Yoga has become synonymous with holding and moving between a series of static postures (called asanas); however, this physical practice (called hatha yoga) is only one part of the larger yoga framework that includes branches such as philosophy, chanting and selfless service. Hatha yoga combines physical postures to address strength, flexibility, balance and mind-body-breath connection. Breathing practices (pranayama) and meditation are included to develop greater self-awareness.

What do we know about yoga for people with Parkinson’s?

In looking through the scientific literature, there are a few studies that support hatha yoga for persons with PD. This is clearly an area of research that is just starting to gain ground. What studies do exist suggest modest benefits for:

Mobility. The issue of mobility has important implications for falls in PD. Yoga participation can improve functional mobility and how a person with PD walks. Standing yoga poses target the hip extensor, knee extensor and ankle plantar flexor, which support center-of-mass during walking and may improve overall stability.

Balance. Balance training is an important component of PD therapy, as 40 percent of nursing home admissions are preceded by a fall. Research shows yoga-related improvements in balance (tandem, one-leg) and an associated reduction in fear of falling; this can also help keep people with PD active in their community.

Strength. Gains in lower-body strength occur for PD patients following yoga practice and are associated with improved postural stability. Yoga requires isometric contraction (i.e., the joint angle and muscle length do not change) of specific muscle groups to stabilize the body as one performs the postures, and may mimic isokinetic contractions (i.e., variable resistance to a movement performed at constant speed) when performing controlled systematic movements from one pose to the next. These mechanisms may be the reason why yoga improves muscular strength.

Flexibility. Improvements in flexibility and range of motion (ROM) are important since rigidity is a common clinical manifestation in PD. Research shows improvements in flexibility/ROM of the shoulder, hip and spine. Stooped posture is characteristic in PD and can be related to short spinal flexors and weak spinal extensors; improved shoulder and spinal flexibility from yoga supports a more upright posture. Greater hip mobility from yoga may translate into improvements in shuffling gait experienced by many living with PD.
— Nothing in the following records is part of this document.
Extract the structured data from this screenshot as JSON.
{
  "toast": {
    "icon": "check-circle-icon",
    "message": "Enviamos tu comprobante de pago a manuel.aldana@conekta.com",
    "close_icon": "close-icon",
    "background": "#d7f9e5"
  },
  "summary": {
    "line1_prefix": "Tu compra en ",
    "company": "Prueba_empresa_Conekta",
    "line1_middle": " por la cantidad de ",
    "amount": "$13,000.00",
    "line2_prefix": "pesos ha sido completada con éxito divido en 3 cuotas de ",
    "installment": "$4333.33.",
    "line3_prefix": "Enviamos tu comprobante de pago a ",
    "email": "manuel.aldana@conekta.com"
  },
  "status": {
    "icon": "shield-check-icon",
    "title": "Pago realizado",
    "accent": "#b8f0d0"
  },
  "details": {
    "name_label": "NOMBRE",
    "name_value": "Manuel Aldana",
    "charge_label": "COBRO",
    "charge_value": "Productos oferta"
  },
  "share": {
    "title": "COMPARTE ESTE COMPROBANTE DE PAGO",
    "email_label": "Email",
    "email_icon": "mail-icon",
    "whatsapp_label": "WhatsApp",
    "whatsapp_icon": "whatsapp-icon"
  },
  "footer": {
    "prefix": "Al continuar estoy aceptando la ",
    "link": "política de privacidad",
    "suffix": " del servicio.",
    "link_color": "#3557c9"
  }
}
Mood & Sleep. The psychosocial benefits associated with yoga are important for disease management, as they are not often addressed with conventional dopaminergic therapy.  Yoga can offer group support, improved confidence and self-efficacy. The calming effect of yoga (by enhancing parasympathetic output) may lessen perceived stress, enhance relaxation, and benefit sleep in PD.